This was bad for the Kingdom, for there was also unchill over the invasion of communities over their pastures green, by cattlemen. The cattlemen maketh their cattle to lie down in green pastures and leadeth them beside the still waters. However, neither the pastures nor the still waters belongeth to the cattlemen, and the owners resisted. The cattlemen left and returned with such a mighty violence that the communities were plunged into the valley of the shadow of death. And Gambrach said nothing and did nothing, though it happened many times. And the people of social mediana lost chill and were aghast.

In Aboo-Jar, Zazu, who was Gambrach’s Domestic Matters Councillor, declared that the unchill of the Social Medianites and the Digital Perusites made the conflict appear much worse than it was in reality.

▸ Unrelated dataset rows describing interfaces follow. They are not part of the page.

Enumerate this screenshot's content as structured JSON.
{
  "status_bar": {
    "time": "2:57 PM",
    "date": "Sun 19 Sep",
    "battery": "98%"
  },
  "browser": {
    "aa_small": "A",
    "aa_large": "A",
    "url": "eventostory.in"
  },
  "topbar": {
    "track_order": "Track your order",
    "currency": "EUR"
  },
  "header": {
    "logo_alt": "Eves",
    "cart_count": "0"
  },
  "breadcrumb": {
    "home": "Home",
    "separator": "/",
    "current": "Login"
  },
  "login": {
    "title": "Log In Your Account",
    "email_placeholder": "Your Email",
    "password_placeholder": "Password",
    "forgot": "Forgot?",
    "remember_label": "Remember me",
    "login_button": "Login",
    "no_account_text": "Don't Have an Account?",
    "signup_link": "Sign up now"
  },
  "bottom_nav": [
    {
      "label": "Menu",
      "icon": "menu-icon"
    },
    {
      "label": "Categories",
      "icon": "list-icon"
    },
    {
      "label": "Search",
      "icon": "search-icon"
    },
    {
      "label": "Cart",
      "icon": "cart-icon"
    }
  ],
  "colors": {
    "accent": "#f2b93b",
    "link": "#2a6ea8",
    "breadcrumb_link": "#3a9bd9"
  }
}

But the people were unhappy, especially as news reached them of an impending law under which land anywhere could be taken and handed over to the cattlemen… So unchill ravaged the land.

And the people cried unto Gambrach, “Behold, great Gambrach, it is neither secret nor lie, that this Kingdom be pretty messed up. But thy frequent sojourns and more frequent silences at our troubles are as though thou wouldst in reality have nothing to do with us. Voyage no more. Stay with us, that we shall know that we art thy people and you art our King!”

The Council of Gambrach heard the cry of the people, particular Fasholam, one-time king of Gideria, who had been appointed Gambrach’s councillor for illumination, construction and habitation. And Fasholam wrote an epistle to the people. “I have voyaged on occasion with Gambrach,” he said “and can hand on chest say that the story of his voyages have been veni, vidi, returnus!”

“Have ye forgotten,” he continued, “how our kingdom was in a state of Pariah Carey, with everyone looking forward to one sweet day when all would be well again? Well, now, Gambrach sitteth with the Rulers of the earth, and standeth and speaketh in a way that giveth me pride. For behold, Gambrach stood in the presence of the 7 Rulers and they were pleased with him. See ye not how Gambrach stabiliseth the price of your petrolatum!?!?”

And the people were confused.

And behold, was there one more epistle from the east, for Yode son of Falasham, king of Ekitilopia had also voyaged there, but not in the company of Gambrach. Lo, did he put pen to paper, crying to the wise men of the east, “Trust ye not Gambrach, and give him no coin. His coinage is tuberculosed and yet unpassed and heck, I don dey give am trouble since, so if una help me pour sand inside that garri, e go too pure!”

And behold, was there not a gaddem iota of chill in the land.

 

Advertisements

Leave a Reply

Fill in your details below or click an icon to log in:

WordPress.com Logo

You are commenting using your WordPress.com account. Log Out / Change )

Twitter picture

You are commenting using your Twitter account. Log Out / Change )

Facebook photo

You are commenting using your Facebook account. Log Out / Change )

Google+ photo

You are commenting using your Google+ account. Log Out / Change )

Connecting to %s